56km (35 miles) W of London
At the eastern edge of Oxfordshire, Henley-on-Thames, a small town and resort on the river at the foothills of the Chilterns, is the headquarters of the Royal Regatta, held annually in late June and early July. Henley, which lies on a stretch of the Thames that's known for its calm waters, unobstructed bottom, and predictable currents, is a rower's mecca. The regatta, which dates from the first years of Victoria's reign, is the major competition among international oarsmen and oarswomen, who find it both challenging and entertaining.
The Elizabethan buildings, tearooms, and inns along the town's High Street will live up to your preconception of an English country town. Henley-on-Thames is an excellent stopover en route to Oxford, though its fashionable inns are far from cheap.
The Thames: Liquid History -- Stretching for 289km (180 miles), Thames Path is one of more than a dozen government-protected national trails in England. You can choose any part of this river for exploration, our favorite being the "secret" section between Kelmscott and Oxford. Between the two towns, you will find 48km (30 miles) of lonely meadowlands of grazing sheep and cattle. You'll come across a stone-built bridge leading to a Thames-side pub with a mellow atmosphere. The Thames Valley has more than 60 river-bordering marinas and boatyards. The best deals are made with Kris Cruisers in Datchet (tel. 01753/543930; www.kriscruisers.co.uk). The outfitter rents the largest fleet of fully equipped cruisers on the Thames, boats containing between two and eight berths. From Datchet, you can travel upstream to Windsor and Eton or on to such towns as Maidenhead.
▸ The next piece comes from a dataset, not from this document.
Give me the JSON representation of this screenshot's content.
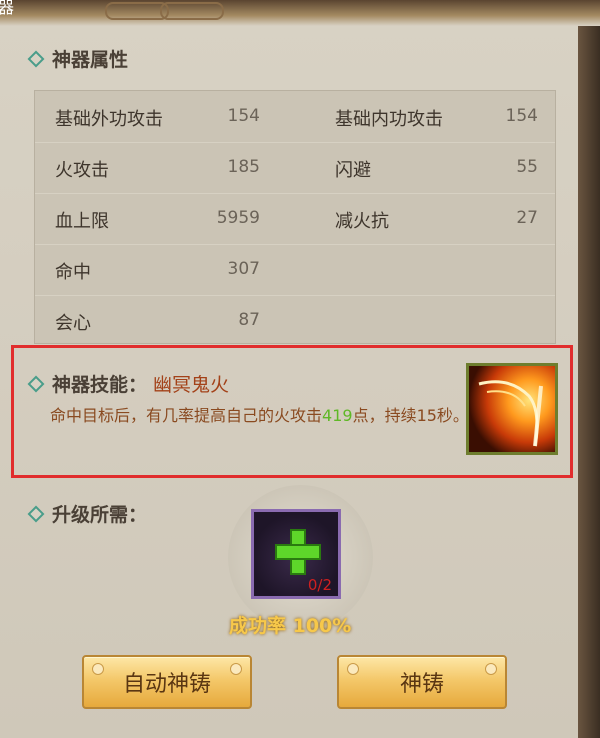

Heading downstream you can visit such attractions as Runnymede, with its associations with the Magna Carta.